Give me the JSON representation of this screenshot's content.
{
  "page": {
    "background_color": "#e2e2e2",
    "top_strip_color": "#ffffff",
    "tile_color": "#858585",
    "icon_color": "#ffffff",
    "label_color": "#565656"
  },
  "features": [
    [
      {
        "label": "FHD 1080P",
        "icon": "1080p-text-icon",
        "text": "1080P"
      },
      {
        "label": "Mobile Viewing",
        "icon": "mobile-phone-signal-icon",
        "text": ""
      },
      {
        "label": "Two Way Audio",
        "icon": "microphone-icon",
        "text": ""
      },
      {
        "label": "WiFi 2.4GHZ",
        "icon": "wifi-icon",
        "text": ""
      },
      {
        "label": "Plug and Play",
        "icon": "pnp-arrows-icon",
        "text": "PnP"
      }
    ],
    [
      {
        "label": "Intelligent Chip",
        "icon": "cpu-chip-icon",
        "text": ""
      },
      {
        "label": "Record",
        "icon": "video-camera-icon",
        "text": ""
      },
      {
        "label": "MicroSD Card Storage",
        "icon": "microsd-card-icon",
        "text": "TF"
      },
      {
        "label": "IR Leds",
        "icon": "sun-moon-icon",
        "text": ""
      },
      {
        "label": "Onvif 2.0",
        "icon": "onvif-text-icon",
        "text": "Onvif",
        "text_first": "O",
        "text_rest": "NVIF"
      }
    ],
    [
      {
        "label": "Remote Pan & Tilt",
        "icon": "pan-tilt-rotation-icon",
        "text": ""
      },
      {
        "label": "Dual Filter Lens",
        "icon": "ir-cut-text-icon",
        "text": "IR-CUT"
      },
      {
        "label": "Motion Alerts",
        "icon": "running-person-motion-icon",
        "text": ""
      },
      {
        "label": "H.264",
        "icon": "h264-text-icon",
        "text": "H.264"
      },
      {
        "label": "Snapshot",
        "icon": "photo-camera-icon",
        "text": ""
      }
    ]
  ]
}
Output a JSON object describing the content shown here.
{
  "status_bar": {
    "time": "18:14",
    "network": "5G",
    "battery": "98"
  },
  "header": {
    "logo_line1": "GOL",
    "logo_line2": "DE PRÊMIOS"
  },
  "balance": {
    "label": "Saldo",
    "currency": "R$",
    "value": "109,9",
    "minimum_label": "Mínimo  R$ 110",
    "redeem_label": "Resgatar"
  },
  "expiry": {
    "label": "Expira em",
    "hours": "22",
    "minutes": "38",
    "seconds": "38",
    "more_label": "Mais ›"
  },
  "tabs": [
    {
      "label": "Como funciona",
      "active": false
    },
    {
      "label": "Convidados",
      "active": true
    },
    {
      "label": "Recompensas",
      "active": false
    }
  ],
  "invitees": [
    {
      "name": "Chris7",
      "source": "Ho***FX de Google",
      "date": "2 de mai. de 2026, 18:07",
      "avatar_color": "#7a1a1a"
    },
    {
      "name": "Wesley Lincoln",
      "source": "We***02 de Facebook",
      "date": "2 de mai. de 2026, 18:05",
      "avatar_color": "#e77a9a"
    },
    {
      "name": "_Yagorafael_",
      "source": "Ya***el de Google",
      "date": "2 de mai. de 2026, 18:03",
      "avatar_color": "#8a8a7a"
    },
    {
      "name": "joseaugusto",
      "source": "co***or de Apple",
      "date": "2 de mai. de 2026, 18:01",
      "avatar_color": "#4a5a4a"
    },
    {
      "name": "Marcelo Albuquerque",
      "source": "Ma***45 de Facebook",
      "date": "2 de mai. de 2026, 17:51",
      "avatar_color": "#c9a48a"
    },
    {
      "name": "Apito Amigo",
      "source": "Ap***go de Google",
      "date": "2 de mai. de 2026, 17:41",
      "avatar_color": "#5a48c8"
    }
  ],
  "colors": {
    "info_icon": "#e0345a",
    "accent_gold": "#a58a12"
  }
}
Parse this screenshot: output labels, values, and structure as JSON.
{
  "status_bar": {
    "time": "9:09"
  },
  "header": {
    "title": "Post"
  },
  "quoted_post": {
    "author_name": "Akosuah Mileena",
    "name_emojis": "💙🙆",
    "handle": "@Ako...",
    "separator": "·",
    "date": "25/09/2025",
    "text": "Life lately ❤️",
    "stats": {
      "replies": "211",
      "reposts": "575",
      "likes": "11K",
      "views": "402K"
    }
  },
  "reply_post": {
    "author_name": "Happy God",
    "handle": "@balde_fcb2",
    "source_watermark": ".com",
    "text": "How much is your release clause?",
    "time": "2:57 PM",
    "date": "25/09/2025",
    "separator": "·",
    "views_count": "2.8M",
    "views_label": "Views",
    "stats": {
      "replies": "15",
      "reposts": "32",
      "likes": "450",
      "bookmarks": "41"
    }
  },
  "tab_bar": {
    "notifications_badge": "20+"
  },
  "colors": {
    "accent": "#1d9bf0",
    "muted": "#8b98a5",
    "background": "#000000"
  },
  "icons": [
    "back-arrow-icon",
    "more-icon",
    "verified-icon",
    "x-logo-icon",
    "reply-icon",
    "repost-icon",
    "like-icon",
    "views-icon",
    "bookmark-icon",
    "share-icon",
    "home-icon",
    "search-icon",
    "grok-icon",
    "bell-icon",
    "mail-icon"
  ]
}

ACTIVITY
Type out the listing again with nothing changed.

OUTPUT FOR THIS TASK
Give me the JSON representation of this screenshot's content.
{
  "page": {
    "background_color": "#e2e2e2",
    "top_strip_color": "#ffffff",
    "tile_color": "#858585",
    "icon_color": "#ffffff",
    "label_color": "#565656"
  },
  "features": [
    [
      {
        "label": "FHD 1080P",
        "icon": "1080p-text-icon",
        "text": "1080P"
      },
      {
        "label": "Mobile Viewing",
        "icon": "mobile-phone-signal-icon",
        "text": ""
      },
      {
        "label": "Two Way Audio",
        "icon": "microphone-icon",
        "text": ""
      },
      {
        "label": "WiFi 2.4GHZ",
        "icon": "wifi-icon",
        "text": ""
      },
      {
        "label": "Plug and Play",
        "icon": "pnp-arrows-icon",
        "text": "PnP"
      }
    ],
    [
      {
        "label": "Intelligent Chip",
        "icon": "cpu-chip-icon",
        "text": ""
      },
      {
        "label": "Record",
        "icon": "video-camera-icon",
        "text": ""
      },
      {
        "label": "MicroSD Card Storage",
        "icon": "microsd-card-icon",
        "text": "TF"
      },
      {
        "label": "IR Leds",
        "icon": "sun-moon-icon",
        "text": ""
      },
      {
        "label": "Onvif 2.0",
        "icon": "onvif-text-icon",
        "text": "Onvif",
        "text_first": "O",
        "text_rest": "NVIF"
      }
    ],
    [
      {
        "label": "Remote Pan & Tilt",
        "icon": "pan-tilt-rotation-icon",
        "text": ""
      },
      {
        "label": "Dual Filter Lens",
        "icon": "ir-cut-text-icon",
        "text": "IR-CUT"
      },
      {
        "label": "Motion Alerts",
        "icon": "running-person-motion-icon",
        "text": ""
      },
      {
        "label": "H.264",
        "icon": "h264-text-icon",
        "text": "H.264"
      },
      {
        "label": "Snapshot",
        "icon": "photo-camera-icon",
        "text": ""
      }
    ]
  ]
}
Output a JSON object describing the content shown here.
{
  "status_bar": {
    "time": "18:14",
    "network": "5G",
    "battery": "98"
  },
  "header": {
    "logo_line1": "GOL",
    "logo_line2": "DE PRÊMIOS"
  },
  "balance": {
    "label": "Saldo",
    "currency": "R$",
    "value": "109,9",
    "minimum_label": "Mínimo  R$ 110",
    "redeem_label": "Resgatar"
  },
  "expiry": {
    "label": "Expira em",
    "hours": "22",
    "minutes": "38",
    "seconds": "38",
    "more_label": "Mais ›"
  },
  "tabs": [
    {
      "label": "Como funciona",
      "active": false
    },
    {
      "label": "Convidados",
      "active": true
    },
    {
      "label": "Recompensas",
      "active": false
    }
  ],
  "invitees": [
    {
      "name": "Chris7",
      "source": "Ho***FX de Google",
      "date": "2 de mai. de 2026, 18:07",
      "avatar_color": "#7a1a1a"
    },
    {
      "name": "Wesley Lincoln",
      "source": "We***02 de Facebook",
      "date": "2 de mai. de 2026, 18:05",
      "avatar_color": "#e77a9a"
    },
    {
      "name": "_Yagorafael_",
      "source": "Ya***el de Google",
      "date": "2 de mai. de 2026, 18:03",
      "avatar_color": "#8a8a7a"
    },
    {
      "name": "joseaugusto",
      "source": "co***or de Apple",
      "date": "2 de mai. de 2026, 18:01",
      "avatar_color": "#4a5a4a"
    },
    {
      "name": "Marcelo Albuquerque",
      "source": "Ma***45 de Facebook",
      "date": "2 de mai. de 2026, 17:51",
      "avatar_color": "#c9a48a"
    },
    {
      "name": "Apito Amigo",
      "source": "Ap***go de Google",
      "date": "2 de mai. de 2026, 17:41",
      "avatar_color": "#5a48c8"
    }
  ],
  "colors": {
    "info_icon": "#e0345a",
    "accent_gold": "#a58a12"
  }
}
Parse this screenshot: output labels, values, and structure as JSON.
{
  "status_bar": {
    "time": "9:09"
  },
  "header": {
    "title": "Post"
  },
  "quoted_post": {
    "author_name": "Akosuah Mileena",
    "name_emojis": "💙🙆",
    "handle": "@Ako...",
    "separator": "·",
    "date": "25/09/2025",
    "text": "Life lately ❤️",
    "stats": {
      "replies": "211",
      "reposts": "575",
      "likes": "11K",
      "views": "402K"
    }
  },
  "reply_post": {
    "author_name": "Happy God",
    "handle": "@balde_fcb2",
    "source_watermark": ".com",
    "text": "How much is your release clause?",
    "time": "2:57 PM",
    "date": "25/09/2025",
    "separator": "·",
    "views_count": "2.8M",
    "views_label": "Views",
    "stats": {
      "replies": "15",
      "reposts": "32",
      "likes": "450",
      "bookmarks": "41"
    }
  },
  "tab_bar": {
    "notifications_badge": "20+"
  },
  "colors": {
    "accent": "#1d9bf0",
    "muted": "#8b98a5",
    "background": "#000000"
  },
  "icons": [
    "back-arrow-icon",
    "more-icon",
    "verified-icon",
    "x-logo-icon",
    "reply-icon",
    "repost-icon",
    "like-icon",
    "views-icon",
    "bookmark-icon",
    "share-icon",
    "home-icon",
    "search-icon",
    "grok-icon",
    "bell-icon",
    "mail-icon"
  ]
}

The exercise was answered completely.